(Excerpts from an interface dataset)
=== Begin Enclosure ===

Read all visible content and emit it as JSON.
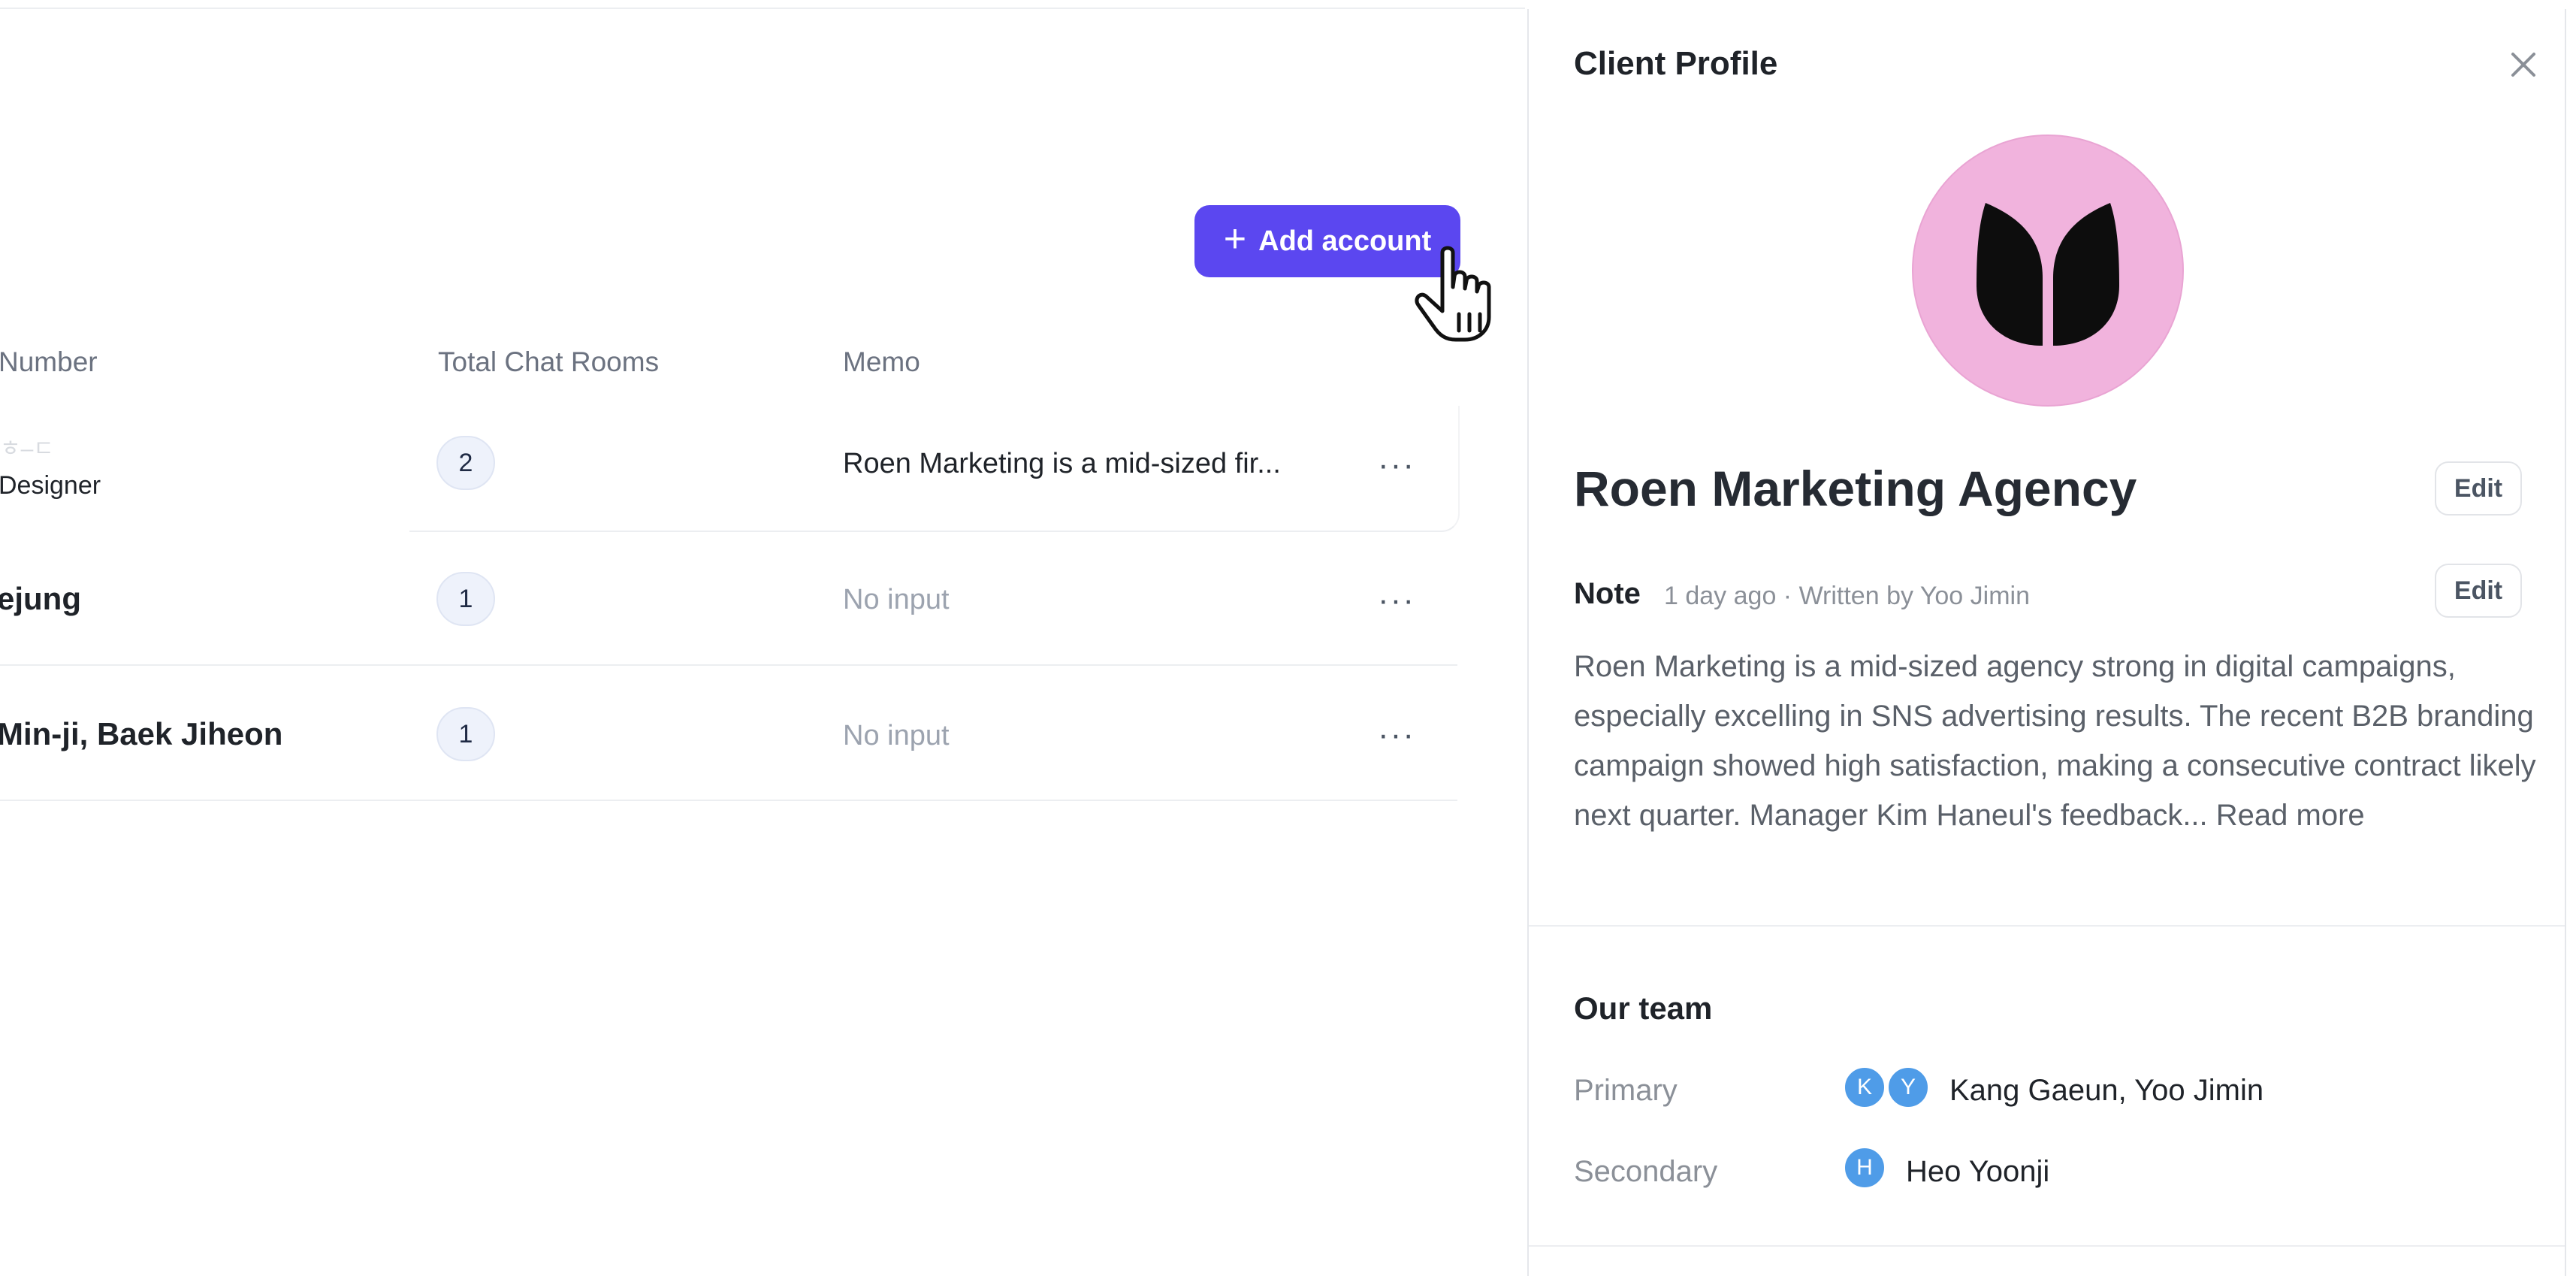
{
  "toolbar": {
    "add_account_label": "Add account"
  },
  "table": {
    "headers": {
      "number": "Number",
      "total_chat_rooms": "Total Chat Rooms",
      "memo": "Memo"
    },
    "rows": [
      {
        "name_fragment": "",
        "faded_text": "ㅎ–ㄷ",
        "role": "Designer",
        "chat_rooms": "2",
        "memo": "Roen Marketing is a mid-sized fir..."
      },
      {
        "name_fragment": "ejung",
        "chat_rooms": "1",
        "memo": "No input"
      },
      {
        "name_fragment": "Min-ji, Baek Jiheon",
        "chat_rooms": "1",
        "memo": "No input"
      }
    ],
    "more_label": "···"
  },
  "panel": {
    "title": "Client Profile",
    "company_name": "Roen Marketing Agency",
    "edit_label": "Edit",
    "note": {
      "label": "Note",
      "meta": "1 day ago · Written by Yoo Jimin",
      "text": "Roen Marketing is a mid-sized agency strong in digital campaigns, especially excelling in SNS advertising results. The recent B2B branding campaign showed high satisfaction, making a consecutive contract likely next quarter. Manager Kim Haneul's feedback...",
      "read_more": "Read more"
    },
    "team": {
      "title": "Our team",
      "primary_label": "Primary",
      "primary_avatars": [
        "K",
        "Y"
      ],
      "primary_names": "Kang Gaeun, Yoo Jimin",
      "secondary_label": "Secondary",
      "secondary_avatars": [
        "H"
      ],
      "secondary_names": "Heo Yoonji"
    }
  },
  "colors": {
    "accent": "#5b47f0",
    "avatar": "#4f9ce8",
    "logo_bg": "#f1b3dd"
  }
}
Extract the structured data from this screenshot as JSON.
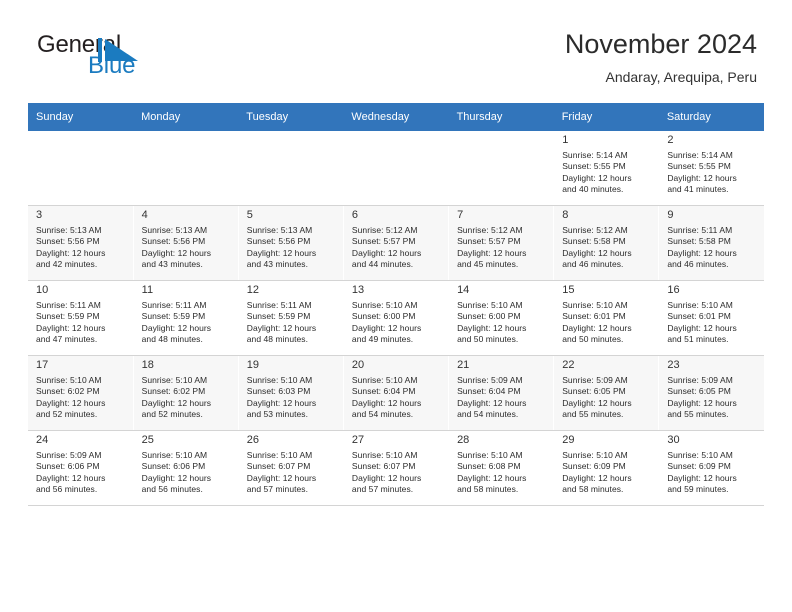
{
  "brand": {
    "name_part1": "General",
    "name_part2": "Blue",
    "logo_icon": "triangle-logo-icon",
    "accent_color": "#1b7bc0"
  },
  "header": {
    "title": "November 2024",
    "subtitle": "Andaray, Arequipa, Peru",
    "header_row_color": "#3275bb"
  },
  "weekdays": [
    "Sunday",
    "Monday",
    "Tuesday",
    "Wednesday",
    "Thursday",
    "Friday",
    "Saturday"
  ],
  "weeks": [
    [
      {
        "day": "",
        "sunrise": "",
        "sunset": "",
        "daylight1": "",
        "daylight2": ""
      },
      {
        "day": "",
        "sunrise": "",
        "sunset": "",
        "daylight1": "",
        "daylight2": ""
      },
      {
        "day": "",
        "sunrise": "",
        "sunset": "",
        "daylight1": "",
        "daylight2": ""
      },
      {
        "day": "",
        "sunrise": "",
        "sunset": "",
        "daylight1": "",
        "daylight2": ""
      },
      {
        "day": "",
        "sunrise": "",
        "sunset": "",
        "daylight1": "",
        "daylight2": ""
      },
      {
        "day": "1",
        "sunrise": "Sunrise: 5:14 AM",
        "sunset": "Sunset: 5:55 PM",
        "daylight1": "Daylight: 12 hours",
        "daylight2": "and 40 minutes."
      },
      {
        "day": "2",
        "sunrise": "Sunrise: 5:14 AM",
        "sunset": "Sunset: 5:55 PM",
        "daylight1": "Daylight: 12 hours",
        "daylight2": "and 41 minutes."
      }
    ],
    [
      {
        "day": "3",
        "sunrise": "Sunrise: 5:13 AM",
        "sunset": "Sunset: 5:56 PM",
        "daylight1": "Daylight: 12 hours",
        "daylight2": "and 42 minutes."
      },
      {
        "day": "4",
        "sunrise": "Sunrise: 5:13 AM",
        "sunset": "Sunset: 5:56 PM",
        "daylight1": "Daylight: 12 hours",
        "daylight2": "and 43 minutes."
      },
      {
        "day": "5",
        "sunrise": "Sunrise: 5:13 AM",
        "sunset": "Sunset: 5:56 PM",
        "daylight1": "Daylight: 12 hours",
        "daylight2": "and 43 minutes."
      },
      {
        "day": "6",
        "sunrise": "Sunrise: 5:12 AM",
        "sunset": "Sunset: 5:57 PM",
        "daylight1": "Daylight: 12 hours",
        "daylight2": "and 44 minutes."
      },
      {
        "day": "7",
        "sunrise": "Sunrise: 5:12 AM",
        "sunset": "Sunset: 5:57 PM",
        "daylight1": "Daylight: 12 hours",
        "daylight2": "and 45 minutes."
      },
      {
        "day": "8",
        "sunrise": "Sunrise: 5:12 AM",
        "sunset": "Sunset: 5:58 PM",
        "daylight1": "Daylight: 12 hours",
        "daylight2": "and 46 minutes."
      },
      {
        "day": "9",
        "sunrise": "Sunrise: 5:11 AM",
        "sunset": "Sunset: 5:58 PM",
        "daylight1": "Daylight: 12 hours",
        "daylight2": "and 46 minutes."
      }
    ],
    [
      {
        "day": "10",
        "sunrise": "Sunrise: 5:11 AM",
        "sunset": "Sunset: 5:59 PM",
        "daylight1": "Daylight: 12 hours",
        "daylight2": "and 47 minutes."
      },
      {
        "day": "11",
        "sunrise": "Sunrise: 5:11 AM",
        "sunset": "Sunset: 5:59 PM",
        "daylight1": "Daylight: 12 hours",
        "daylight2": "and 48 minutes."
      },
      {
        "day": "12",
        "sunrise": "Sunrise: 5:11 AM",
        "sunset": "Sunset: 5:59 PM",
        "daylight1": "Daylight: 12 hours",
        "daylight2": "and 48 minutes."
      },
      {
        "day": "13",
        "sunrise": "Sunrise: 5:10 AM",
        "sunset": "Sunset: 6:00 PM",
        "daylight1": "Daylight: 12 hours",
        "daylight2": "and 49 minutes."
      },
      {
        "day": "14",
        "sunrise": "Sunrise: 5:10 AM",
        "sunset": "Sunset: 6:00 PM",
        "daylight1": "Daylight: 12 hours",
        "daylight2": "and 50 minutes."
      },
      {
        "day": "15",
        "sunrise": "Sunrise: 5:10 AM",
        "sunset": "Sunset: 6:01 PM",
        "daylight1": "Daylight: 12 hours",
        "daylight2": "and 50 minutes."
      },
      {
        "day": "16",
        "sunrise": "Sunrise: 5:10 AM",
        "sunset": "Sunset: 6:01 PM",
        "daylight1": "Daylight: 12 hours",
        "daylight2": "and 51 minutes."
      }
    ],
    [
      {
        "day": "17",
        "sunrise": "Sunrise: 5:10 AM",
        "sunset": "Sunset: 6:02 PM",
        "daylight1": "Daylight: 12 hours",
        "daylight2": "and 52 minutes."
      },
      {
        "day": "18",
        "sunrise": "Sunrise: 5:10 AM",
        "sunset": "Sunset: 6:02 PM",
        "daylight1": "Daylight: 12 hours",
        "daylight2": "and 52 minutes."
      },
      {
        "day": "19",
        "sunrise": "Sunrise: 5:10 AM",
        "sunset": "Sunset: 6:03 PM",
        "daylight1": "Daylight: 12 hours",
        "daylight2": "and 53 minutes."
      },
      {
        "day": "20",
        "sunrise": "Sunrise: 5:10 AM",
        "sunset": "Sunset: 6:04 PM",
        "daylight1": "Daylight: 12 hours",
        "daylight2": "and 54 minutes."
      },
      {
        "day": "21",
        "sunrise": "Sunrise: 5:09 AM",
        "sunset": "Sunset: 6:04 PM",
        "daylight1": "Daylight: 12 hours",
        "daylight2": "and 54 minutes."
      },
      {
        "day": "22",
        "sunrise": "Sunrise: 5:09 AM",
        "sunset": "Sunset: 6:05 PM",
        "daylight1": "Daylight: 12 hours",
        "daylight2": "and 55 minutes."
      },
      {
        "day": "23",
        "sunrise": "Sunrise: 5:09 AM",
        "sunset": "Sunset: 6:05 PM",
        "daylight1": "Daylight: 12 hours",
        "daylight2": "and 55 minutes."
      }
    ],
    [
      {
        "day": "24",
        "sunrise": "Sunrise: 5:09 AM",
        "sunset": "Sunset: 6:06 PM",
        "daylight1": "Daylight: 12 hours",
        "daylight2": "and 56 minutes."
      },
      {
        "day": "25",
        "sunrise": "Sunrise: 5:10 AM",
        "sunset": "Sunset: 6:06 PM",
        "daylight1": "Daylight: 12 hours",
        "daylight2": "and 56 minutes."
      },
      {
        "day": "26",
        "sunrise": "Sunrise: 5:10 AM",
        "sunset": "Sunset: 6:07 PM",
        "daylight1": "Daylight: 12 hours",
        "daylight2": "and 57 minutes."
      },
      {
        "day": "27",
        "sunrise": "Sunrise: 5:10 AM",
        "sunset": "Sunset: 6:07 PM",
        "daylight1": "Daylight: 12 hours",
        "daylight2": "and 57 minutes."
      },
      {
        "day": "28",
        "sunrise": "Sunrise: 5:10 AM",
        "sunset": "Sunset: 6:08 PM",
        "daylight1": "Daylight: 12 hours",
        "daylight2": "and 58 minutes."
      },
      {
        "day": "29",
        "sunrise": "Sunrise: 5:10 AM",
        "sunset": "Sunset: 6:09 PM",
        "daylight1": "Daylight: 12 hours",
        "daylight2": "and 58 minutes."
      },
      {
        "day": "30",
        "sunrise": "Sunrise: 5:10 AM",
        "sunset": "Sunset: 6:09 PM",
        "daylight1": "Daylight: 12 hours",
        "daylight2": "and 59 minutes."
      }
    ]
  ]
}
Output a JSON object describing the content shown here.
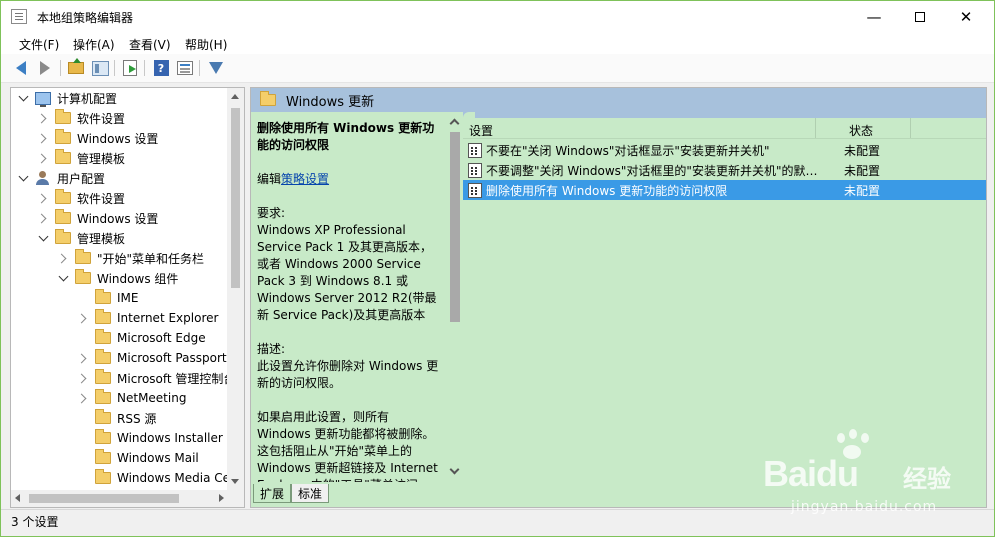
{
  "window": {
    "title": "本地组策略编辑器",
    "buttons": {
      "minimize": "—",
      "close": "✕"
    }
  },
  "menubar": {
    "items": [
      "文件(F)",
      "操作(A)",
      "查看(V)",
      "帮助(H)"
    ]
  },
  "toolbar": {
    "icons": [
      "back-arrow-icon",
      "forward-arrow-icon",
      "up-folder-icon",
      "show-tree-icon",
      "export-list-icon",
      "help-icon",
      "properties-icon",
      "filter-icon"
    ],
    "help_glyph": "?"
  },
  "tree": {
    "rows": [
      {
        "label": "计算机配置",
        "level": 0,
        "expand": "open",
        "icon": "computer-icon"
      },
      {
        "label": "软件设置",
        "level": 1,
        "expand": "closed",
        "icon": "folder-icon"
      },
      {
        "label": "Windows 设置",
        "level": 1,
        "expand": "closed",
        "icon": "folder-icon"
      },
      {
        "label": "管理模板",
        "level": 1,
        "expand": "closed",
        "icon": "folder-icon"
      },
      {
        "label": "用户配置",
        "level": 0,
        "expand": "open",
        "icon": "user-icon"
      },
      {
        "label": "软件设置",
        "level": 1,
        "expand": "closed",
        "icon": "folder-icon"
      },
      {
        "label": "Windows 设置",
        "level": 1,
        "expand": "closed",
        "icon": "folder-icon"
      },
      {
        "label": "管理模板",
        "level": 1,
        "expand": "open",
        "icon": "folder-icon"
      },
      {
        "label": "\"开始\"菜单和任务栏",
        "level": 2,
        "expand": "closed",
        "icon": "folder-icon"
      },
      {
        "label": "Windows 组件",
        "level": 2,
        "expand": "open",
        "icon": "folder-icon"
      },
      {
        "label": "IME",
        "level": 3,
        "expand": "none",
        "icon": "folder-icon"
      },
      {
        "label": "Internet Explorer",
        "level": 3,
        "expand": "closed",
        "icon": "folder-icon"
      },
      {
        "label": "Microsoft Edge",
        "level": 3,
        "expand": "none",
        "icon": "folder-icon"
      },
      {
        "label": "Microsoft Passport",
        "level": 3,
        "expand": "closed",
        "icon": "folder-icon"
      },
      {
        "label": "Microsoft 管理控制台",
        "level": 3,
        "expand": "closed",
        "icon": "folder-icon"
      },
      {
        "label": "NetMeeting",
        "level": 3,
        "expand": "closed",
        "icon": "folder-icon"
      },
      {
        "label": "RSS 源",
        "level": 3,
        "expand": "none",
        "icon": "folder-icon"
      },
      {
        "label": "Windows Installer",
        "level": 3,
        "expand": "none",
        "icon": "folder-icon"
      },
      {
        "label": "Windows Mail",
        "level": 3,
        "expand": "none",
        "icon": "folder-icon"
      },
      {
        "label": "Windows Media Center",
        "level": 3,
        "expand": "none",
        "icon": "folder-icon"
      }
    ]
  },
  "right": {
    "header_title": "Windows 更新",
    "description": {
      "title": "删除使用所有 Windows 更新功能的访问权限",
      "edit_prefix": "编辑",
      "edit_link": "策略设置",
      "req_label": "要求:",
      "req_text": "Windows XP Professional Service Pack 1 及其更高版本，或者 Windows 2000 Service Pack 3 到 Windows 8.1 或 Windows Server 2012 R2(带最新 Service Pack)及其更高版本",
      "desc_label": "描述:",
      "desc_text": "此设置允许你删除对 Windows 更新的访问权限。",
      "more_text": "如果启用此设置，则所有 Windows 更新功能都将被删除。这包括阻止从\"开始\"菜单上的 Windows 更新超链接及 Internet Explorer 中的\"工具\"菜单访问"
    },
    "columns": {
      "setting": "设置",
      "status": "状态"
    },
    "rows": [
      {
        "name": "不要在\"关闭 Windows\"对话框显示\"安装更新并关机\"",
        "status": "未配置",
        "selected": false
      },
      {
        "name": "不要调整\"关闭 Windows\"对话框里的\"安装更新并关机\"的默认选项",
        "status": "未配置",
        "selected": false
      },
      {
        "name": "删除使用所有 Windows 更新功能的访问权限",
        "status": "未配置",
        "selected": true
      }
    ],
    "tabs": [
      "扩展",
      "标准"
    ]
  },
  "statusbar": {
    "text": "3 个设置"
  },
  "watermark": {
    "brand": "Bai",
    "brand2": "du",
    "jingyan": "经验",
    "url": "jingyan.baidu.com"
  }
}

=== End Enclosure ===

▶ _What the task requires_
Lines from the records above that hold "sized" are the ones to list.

▶ _Output of the task_
        "memo": "Roen Marketing is a mid-sized fir..."
      "text": "Roen Marketing is a mid-sized agency strong in digital campaigns, especially excelling in SNS advertising results. The recent B2B branding campaign showed high satisfaction, making a consecutive contract likely next quarter. Manager Kim Haneul's feedback...",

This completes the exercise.